There are still reasons for hope about the long-term strength of the economy.
Investment managers gave that assessment here at an investment outlook conference sponsored by MFS Investment Management, Boston, a unit of Sun Life Financial Inc., Toronto.
Michael Roberge, chief investment officer for U.S. investments at MFS, observed that few investors are in an optimistic mood.
Today, most investors are “crouching in a fetal position,” Roberge said. “At the end of the day, it is not [about] what the economy will do, but what is priced into the market.”
But Roberge noted that the typical recession lasts about 11 months.
If the current recession began in April, that means the bottom should come in March 2009, Roberge said.
When the bounce back comes, there could be “massive returns off the bottom,” Roberge said. “People will look back and wish that they had bought.”
Rather than fleeing to cash, investors should “slowly migrate” to high-quality stocks, Roberge said.
Eric Weisman, a member of MFS’s fixed income team, acknowledged that the current outlook appears to be bleak.
The “markets are pricing for a bad [recession],” Weisman said.
Consumers will have to buy 1 million of the 2.2 million housing units now on the U.S. market to restore equilibrium in the housing market, Weisman said.
But the current recession appears to be part of a normal, cyclical response to unsustainable market trends, Weisman said.
“Hopefully, the recession will not be long,” Weisman said.
Thomas Melendez, an MFS institutional portfolio manager for MFS’ international and global equity portfolios, said the markets will have to be brought back into equilibrium during a period of unprecedented volatility.
World stock markets have experienced more days of dramatic price moves since September than they did during the entire 40-month period between October 2003 and January 2007, Melendez said.
Fear of that kind of volatility “makes investors do the wrong things at the wrong time,” Melendez warned.
But China and India alone are graduating 1 million scientists per year, creating huge new groups of consumers, middle class consumers, and consumers who are setting down roots, Melendez said.
The emerging markets will be spending $20 billion on infrastructure over the next 10 years, Melendez predicted.
Also during the conference:
- Roberge said an auto industry bankruptcy without government intervention would be disastrous.
The government should help the auto makers, but it also should insist on a restructuring, not simply give away money, Roberge said.
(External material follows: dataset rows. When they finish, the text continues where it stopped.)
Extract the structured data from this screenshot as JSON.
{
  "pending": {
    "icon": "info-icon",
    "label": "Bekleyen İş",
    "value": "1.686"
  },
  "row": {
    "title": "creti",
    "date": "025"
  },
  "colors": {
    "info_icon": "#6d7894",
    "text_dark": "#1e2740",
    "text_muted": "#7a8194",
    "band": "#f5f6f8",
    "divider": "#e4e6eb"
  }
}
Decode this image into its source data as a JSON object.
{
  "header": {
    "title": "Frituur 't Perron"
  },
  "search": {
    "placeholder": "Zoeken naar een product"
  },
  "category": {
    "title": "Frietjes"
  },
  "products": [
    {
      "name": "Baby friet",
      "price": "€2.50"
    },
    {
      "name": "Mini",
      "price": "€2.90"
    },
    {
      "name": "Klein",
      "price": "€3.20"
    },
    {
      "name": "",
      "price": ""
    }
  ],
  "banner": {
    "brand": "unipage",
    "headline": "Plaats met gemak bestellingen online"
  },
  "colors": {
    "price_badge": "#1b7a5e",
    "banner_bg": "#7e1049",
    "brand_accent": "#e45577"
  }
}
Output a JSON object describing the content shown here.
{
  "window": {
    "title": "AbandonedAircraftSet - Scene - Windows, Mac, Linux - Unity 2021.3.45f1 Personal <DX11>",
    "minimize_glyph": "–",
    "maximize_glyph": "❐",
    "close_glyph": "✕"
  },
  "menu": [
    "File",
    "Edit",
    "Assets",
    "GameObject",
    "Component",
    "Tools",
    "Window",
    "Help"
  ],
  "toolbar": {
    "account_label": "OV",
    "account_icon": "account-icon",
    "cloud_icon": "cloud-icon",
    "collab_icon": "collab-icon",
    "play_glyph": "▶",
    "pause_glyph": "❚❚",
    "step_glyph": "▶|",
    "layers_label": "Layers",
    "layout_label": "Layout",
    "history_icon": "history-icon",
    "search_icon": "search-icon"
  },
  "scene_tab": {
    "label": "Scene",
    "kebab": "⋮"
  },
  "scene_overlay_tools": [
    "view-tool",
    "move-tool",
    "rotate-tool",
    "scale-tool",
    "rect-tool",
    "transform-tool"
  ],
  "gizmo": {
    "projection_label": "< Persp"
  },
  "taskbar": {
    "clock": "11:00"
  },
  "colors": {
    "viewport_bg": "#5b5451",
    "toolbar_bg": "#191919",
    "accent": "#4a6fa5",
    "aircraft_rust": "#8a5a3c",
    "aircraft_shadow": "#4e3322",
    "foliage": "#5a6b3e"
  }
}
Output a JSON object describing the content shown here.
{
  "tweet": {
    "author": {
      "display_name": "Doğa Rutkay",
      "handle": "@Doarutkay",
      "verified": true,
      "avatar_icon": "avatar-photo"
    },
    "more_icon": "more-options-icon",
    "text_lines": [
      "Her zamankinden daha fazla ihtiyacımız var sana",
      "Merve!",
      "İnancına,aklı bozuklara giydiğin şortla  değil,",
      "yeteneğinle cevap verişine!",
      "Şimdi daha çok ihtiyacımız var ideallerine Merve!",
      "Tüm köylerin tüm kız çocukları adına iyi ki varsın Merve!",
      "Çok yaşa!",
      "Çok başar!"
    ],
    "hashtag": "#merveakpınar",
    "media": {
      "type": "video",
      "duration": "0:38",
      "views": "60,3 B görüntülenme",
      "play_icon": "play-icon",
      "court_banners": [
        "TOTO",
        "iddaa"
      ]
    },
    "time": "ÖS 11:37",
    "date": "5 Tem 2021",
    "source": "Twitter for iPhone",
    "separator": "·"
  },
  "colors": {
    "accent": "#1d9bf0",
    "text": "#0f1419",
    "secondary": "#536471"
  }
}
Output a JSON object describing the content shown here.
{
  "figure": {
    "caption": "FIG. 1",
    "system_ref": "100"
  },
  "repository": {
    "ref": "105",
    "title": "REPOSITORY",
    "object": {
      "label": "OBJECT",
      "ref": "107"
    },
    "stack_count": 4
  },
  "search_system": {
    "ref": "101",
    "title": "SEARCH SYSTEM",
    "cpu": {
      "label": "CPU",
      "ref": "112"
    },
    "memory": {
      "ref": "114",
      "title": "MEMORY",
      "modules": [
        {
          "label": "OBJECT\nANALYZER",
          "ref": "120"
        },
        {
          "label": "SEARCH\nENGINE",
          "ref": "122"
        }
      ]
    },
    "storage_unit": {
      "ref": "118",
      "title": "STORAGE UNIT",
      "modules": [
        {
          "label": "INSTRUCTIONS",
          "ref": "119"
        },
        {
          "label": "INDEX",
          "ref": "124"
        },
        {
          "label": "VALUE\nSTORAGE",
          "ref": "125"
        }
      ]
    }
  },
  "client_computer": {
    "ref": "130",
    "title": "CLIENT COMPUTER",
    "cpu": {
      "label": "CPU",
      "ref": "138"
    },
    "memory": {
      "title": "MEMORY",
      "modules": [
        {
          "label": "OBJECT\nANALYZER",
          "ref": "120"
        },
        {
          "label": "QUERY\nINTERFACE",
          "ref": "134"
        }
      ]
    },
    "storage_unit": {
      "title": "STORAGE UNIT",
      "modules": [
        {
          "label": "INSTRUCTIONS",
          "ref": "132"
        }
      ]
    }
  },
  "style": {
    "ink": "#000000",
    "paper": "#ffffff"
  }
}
- Roberge predicted that capital gains tax rates and dividend tax rates will increase, and that the government will impose more restrictions on use of leverage, hedge funds and credit default swaps.